All antiques and collectibles vary in quality or condition and matchcovers are no exception. Made of a rather fragile cardstock, matchcovers are probably more susceptible to wear than other types of collectibles. In the halcyon days of matchcover collecting, a collector with a brand new pristine matchbook in their hands would never strike the matchbook but rather would open the matchbook into a flat cover form and that matchcover would survive in near mint type condition for all of us to enjoy today. But many matchcovers were struck and used but at some point were saved rather than being discarded which was the usual end of most matchbooks.
Most matchcover images in this database are of decent quality and the visitor will see matchcovers from mint condition down to stained and “bobtailed” (missing the striker) condition and everything in between.
MATCHBOOK MANUFACTURERS’ QUALITY CONTROL
Matchbooks cost about a half-cent each after World War II and were a throw-away item so matchbook manufacturing companies were not too picky about quality control. Many matchbooks were slightly miss-cut or the text and graphics were misaligned (sometimes left-right but also often turned at an angle) with the cardstock. This fairly common situation is apparent when viewing the images in this database. So the visitor should recognize that matchbooks themselves were never precise works of art or assembly and the images in this database reflect that.
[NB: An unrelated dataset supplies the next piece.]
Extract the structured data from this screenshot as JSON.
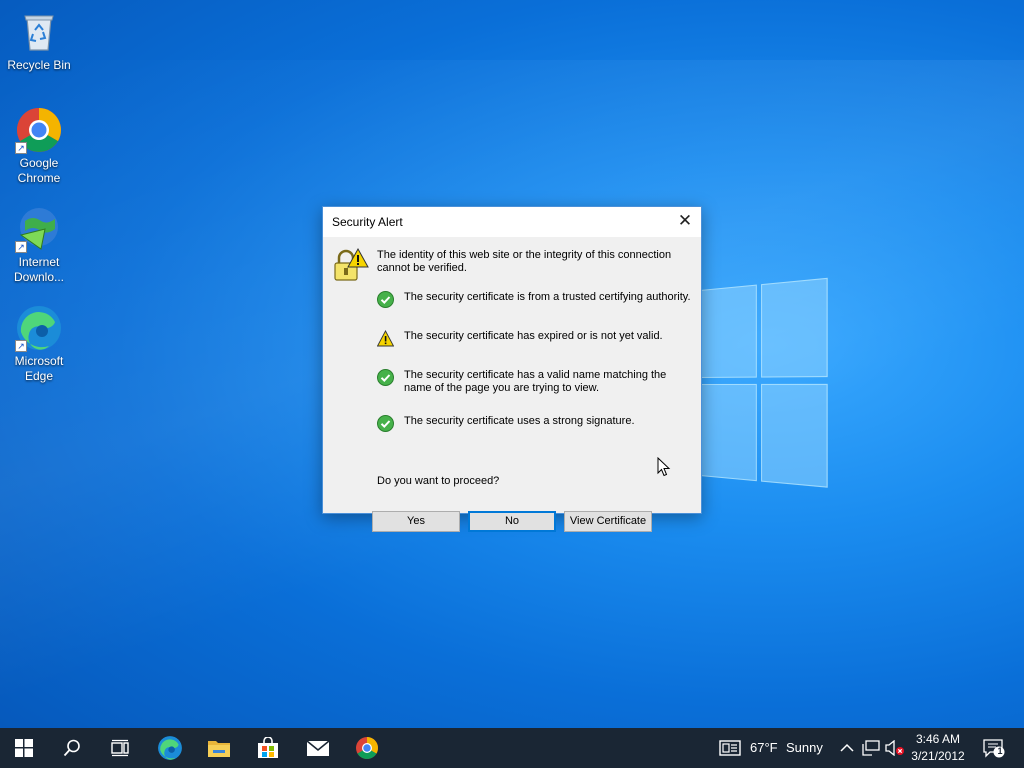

CREATING IMAGES OF MATCHCOVERS
Some matchcover images in this database may appear of suspect condition for other reasons. When creating this image database we greatly preferred that the actual matchcovers be scanned on a flat bed scanner but some were not. Scanned images are always superior to a photograph taken by a camera. First, a camera usually creates a trapezoidal image or a pincushion-shaped image that needs to have its perspective changed to make it appear rectangular, a process that can add discrepancies and in my experience never quite comes out exactly right. Second, a camera will often yield an image that is partly in-focus and partly out-of-focus. Third, a camera will sometimes produce an image with odd colors. This latter situation is most obvious on matchcovers with white or very light backgrounds. (Images from scanners have bright white backgrounds: the images from cameras often appear dingy or off-white.) Fourth, the camera operator may fail to disable the flash and the resultant illumination may be reflected by the matchcover in a distracting manner or wash out the printing on the matchcover. Fifth, some photographers are not too careful about allowing an even light to fall on the matchcover so a shadow may be cast over the matchcover. And sixth, some matchcovers, when removed from their album pages in preparation for photography, may partially “spring back” towards their original folded matchbook form and it will be virtually impossible to correct the photographic image with reasonable effort and time. Using a flat bed scanner avoids all six of the problems noted above.
Most images for this database were created on flat bed scanners but some contributors only had access to cameras. And many images that were taken from the internet were also obviously photographed with a camera. Further, some images from the internet were scanned at a low dot-density so the images that appear in our database are a fundamentally fuzzy.
BOTH NEW IMAGES AND UPGRADES WELCOME
Not only are we always looking for new matchcovers not in this database but also we are looking to upgrade the existing matchcover images in this database if possible. There are several reasons that an existing matchcover image would benefit from an upgrade. First, mentioned above, matchcover images originating from a camera may be improved if the image was created on a flat bed scanner. Second, many of the matchcover in this database are significantly worn or are missing their strikers so we also seek upgrades for them. Third, some of the images have very poor color contrast where the text printing is difficult to read so the matchcover may look like more like a monolithic rectangle of color on the website. If we can find another matchcover, even with the same artwork, in a more readable condition or a different but more readable color combination, we would like to make that upgrade. Contact me if you can assist us in this regards.